━━━━━ Data supplied ━━━━━
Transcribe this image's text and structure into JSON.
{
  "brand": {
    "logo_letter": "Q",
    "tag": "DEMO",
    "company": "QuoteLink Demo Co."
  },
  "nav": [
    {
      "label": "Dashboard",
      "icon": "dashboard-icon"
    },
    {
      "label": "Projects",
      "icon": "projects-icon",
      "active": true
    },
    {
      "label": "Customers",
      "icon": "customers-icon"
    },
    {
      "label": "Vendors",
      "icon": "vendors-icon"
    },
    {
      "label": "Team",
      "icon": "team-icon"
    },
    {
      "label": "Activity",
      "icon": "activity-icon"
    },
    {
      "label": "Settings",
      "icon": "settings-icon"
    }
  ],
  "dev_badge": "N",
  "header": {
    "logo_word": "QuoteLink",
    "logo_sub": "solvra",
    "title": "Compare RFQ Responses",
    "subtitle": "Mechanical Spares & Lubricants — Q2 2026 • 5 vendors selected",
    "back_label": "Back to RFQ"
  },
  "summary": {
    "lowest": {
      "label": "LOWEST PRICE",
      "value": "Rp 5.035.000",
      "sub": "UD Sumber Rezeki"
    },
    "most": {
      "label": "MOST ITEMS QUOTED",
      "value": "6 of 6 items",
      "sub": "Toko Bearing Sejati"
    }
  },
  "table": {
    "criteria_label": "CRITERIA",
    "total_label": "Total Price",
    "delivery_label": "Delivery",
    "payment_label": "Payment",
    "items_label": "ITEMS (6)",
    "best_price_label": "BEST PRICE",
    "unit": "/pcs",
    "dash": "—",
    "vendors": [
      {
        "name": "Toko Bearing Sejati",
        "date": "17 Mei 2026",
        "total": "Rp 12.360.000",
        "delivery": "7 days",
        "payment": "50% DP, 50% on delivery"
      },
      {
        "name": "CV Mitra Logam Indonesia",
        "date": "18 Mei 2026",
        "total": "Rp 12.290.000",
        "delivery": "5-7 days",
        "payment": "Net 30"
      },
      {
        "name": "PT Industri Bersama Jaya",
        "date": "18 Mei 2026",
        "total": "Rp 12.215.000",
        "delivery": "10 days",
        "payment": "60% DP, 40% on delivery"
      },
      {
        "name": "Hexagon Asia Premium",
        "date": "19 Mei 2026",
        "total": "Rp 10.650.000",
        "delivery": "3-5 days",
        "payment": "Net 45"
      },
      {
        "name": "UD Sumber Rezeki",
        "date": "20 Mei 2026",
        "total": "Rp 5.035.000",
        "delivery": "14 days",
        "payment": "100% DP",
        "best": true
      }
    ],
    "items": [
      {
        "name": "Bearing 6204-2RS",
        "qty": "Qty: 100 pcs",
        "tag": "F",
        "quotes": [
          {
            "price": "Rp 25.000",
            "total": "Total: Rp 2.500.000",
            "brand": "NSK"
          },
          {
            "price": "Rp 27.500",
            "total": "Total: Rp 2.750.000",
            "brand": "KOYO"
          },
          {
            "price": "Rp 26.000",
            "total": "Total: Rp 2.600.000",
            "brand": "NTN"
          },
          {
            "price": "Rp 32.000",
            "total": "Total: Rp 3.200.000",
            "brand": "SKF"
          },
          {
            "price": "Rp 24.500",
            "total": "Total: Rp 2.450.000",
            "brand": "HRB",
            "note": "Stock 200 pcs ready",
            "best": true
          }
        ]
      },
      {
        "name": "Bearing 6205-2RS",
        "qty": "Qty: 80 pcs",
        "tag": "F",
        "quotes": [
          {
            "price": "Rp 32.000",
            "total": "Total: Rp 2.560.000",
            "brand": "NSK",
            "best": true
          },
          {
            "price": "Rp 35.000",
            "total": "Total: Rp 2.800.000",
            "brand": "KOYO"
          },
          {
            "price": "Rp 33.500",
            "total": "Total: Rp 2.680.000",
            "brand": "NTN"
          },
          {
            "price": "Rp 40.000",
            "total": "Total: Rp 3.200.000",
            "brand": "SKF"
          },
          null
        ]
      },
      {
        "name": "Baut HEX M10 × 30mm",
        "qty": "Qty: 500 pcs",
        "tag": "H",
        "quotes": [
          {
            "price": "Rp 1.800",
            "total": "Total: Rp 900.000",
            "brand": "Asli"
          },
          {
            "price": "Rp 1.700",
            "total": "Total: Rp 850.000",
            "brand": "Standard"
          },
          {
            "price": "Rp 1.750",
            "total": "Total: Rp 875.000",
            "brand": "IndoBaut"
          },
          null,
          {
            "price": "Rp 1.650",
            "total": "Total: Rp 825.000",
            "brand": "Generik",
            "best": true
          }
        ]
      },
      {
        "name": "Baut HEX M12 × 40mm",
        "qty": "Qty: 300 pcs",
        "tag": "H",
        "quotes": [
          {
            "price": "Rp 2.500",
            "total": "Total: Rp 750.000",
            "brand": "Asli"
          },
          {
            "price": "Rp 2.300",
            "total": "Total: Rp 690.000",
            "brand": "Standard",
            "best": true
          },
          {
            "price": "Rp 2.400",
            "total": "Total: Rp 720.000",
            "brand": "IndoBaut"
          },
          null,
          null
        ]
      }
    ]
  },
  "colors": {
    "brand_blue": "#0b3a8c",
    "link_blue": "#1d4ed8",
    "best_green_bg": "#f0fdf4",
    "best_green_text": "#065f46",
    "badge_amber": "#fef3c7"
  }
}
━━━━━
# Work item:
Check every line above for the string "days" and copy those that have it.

# Result below:
        "delivery": "7 days",
        "delivery": "5-7 days",
        "delivery": "10 days",
        "delivery": "3-5 days",
        "delivery": "14 days",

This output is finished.